*EXERCISE:* Your answer should consist of the lines holding "subtitle", copied from the material below.

*DATA EXTRACTS:*
"""

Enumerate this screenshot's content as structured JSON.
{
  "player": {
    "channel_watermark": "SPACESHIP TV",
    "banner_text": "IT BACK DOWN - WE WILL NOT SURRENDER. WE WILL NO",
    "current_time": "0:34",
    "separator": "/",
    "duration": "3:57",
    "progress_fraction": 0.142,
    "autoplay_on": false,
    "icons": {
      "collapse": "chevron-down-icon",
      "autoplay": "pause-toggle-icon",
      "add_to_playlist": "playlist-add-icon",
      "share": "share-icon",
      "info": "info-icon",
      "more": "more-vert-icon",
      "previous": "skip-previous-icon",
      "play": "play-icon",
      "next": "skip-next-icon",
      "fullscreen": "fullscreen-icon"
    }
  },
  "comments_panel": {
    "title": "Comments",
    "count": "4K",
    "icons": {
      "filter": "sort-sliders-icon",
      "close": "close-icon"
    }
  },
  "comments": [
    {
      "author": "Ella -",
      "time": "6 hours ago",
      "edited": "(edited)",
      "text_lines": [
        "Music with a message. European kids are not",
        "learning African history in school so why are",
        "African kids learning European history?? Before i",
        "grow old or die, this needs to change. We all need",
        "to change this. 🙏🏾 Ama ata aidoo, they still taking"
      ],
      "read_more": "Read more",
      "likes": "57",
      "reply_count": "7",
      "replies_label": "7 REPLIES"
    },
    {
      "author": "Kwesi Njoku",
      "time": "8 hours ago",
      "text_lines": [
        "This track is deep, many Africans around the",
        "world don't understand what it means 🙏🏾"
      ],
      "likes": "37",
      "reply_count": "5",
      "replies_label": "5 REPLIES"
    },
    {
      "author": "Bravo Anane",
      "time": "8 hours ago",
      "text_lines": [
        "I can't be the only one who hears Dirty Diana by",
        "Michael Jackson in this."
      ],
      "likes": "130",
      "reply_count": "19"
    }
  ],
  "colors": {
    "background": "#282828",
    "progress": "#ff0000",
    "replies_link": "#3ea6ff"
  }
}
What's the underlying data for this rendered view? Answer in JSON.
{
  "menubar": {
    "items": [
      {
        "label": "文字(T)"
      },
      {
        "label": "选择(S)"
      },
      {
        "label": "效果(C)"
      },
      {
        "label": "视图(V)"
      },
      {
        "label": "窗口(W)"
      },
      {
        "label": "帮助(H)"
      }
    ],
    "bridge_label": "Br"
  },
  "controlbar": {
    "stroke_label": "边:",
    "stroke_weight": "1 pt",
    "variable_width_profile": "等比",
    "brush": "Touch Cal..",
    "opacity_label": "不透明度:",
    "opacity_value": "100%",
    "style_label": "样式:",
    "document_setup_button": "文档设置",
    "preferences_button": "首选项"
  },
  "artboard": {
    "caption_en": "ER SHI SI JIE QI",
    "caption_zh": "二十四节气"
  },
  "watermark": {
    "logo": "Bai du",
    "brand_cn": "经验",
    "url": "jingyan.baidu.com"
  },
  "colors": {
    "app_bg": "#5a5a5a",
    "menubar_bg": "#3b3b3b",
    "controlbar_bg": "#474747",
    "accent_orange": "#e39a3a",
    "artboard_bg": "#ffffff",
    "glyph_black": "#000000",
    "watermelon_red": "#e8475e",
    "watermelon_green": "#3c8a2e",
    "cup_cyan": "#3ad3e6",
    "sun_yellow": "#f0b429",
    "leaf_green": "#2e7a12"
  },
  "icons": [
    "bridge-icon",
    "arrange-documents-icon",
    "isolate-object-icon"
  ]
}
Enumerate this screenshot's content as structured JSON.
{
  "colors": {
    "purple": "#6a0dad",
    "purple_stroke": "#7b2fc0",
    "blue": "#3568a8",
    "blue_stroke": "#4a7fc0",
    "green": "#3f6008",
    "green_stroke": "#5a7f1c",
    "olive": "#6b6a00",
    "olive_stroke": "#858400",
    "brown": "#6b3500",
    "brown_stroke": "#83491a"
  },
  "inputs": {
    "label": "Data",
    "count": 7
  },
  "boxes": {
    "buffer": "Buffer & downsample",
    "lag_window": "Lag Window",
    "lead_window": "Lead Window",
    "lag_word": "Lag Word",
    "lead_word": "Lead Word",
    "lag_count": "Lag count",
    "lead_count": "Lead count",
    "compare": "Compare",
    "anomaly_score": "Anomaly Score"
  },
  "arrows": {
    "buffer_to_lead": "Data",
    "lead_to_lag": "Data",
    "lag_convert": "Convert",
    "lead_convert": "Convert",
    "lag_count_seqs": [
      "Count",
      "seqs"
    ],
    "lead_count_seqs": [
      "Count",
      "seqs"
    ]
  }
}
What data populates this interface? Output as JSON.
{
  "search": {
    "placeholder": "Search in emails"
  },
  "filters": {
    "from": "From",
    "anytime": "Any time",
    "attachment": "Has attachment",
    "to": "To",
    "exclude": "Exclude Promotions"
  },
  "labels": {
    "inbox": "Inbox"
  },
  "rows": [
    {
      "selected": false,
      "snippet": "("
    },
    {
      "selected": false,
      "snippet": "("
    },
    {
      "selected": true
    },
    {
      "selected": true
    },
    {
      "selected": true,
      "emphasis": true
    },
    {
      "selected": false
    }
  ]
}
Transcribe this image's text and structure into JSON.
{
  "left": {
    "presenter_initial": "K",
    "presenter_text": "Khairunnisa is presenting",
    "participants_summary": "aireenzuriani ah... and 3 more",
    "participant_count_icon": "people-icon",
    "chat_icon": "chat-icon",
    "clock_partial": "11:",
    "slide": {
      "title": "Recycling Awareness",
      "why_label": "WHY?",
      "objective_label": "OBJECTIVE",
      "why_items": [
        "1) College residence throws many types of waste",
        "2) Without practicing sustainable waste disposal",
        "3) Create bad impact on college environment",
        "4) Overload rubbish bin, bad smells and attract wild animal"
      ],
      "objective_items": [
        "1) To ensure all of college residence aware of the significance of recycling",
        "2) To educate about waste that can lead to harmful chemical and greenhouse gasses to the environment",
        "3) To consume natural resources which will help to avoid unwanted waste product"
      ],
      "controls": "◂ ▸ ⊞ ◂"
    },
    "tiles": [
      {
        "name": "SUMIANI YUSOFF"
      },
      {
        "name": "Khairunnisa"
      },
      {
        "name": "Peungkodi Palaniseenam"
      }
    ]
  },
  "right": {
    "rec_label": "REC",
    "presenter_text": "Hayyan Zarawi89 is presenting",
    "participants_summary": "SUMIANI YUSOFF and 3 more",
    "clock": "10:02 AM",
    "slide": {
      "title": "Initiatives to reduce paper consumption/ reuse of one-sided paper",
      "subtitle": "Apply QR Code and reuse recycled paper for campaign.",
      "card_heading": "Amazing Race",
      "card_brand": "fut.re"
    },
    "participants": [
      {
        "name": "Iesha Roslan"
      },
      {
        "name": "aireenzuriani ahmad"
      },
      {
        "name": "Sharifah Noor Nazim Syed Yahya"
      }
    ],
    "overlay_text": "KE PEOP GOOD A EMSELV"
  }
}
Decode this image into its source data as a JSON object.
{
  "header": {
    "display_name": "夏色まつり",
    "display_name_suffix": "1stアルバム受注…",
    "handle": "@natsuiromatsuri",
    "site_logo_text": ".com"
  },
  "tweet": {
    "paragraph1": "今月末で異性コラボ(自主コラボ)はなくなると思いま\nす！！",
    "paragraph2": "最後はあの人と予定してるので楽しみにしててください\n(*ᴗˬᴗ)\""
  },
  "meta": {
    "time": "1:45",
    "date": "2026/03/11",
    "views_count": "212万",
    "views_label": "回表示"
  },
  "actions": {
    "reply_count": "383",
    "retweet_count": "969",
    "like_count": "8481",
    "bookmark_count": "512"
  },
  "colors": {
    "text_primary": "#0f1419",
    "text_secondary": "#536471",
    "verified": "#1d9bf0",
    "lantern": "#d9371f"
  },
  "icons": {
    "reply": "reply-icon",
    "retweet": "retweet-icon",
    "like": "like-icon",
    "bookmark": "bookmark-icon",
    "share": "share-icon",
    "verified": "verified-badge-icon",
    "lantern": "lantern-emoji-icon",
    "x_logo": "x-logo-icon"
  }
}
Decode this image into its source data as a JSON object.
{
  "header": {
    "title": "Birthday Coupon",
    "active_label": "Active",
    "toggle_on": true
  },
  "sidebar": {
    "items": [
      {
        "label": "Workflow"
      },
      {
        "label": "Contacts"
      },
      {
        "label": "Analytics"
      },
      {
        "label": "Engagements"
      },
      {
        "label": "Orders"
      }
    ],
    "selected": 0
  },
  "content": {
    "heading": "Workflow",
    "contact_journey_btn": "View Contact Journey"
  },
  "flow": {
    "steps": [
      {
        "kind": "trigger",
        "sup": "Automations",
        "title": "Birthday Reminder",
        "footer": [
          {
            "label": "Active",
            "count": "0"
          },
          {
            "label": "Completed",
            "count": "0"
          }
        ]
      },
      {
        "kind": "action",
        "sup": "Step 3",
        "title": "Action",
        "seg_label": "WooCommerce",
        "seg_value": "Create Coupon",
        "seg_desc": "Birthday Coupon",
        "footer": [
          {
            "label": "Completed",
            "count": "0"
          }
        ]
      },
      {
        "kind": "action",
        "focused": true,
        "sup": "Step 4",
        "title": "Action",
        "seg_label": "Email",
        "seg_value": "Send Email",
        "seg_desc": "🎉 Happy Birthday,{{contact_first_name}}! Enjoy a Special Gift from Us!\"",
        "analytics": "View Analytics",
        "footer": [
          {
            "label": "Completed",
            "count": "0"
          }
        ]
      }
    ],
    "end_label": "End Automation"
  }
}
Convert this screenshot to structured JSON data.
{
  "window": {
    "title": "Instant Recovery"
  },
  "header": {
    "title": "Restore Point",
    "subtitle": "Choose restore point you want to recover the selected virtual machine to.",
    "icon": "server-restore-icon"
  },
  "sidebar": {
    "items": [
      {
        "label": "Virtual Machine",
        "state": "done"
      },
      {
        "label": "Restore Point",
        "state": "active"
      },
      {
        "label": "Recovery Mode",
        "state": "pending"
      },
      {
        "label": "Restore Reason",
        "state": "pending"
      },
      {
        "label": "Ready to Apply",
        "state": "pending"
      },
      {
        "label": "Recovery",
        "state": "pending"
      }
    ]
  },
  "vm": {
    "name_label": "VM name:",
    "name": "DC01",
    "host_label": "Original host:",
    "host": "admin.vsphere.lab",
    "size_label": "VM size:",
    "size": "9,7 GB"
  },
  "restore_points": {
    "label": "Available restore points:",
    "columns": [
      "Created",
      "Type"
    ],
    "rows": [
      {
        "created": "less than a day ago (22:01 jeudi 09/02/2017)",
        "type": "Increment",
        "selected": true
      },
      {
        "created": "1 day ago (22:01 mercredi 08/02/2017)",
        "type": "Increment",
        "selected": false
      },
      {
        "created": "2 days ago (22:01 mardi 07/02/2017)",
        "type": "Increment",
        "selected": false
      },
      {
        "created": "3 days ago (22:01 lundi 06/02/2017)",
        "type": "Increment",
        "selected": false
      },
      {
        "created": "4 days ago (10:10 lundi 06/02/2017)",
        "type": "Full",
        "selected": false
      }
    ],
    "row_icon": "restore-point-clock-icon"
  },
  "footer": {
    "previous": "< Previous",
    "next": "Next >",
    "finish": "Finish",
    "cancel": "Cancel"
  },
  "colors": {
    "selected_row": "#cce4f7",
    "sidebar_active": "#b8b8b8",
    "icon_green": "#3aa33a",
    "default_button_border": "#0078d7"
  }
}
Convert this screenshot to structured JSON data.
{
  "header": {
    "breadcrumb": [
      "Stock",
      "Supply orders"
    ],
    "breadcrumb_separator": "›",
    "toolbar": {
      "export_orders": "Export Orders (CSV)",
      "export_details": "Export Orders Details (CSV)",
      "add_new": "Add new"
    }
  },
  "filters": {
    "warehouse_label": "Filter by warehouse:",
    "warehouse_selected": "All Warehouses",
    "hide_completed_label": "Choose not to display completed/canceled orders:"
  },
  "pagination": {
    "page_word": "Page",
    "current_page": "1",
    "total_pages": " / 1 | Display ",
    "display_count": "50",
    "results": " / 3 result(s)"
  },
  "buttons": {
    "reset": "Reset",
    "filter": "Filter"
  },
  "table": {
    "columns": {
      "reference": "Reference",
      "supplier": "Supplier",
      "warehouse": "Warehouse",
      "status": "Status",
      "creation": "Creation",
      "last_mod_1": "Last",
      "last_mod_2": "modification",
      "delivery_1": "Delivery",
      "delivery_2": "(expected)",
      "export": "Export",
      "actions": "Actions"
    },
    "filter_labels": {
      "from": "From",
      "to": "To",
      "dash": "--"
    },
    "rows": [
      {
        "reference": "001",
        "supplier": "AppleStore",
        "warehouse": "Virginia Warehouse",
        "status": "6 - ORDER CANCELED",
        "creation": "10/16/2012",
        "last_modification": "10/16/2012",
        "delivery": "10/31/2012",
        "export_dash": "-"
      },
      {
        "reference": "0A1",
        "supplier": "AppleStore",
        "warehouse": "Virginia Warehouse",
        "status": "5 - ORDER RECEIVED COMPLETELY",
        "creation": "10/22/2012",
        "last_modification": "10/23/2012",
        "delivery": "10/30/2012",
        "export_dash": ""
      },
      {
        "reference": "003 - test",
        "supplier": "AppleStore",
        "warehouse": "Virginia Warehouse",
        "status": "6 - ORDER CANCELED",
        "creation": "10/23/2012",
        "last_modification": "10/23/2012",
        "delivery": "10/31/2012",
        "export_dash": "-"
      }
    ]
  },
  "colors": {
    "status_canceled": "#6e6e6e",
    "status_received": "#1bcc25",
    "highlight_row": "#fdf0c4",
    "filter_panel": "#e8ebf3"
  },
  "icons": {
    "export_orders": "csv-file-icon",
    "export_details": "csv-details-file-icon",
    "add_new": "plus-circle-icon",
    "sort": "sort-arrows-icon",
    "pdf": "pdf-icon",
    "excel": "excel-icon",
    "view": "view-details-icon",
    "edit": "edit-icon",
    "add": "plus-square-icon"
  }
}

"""

*SOLVED PROBLEM:*
      "subtitle": "Apply QR Code and reuse recycled paper for campaign.",
    "subtitle": "Choose restore point you want to recover the selected virtual machine to.",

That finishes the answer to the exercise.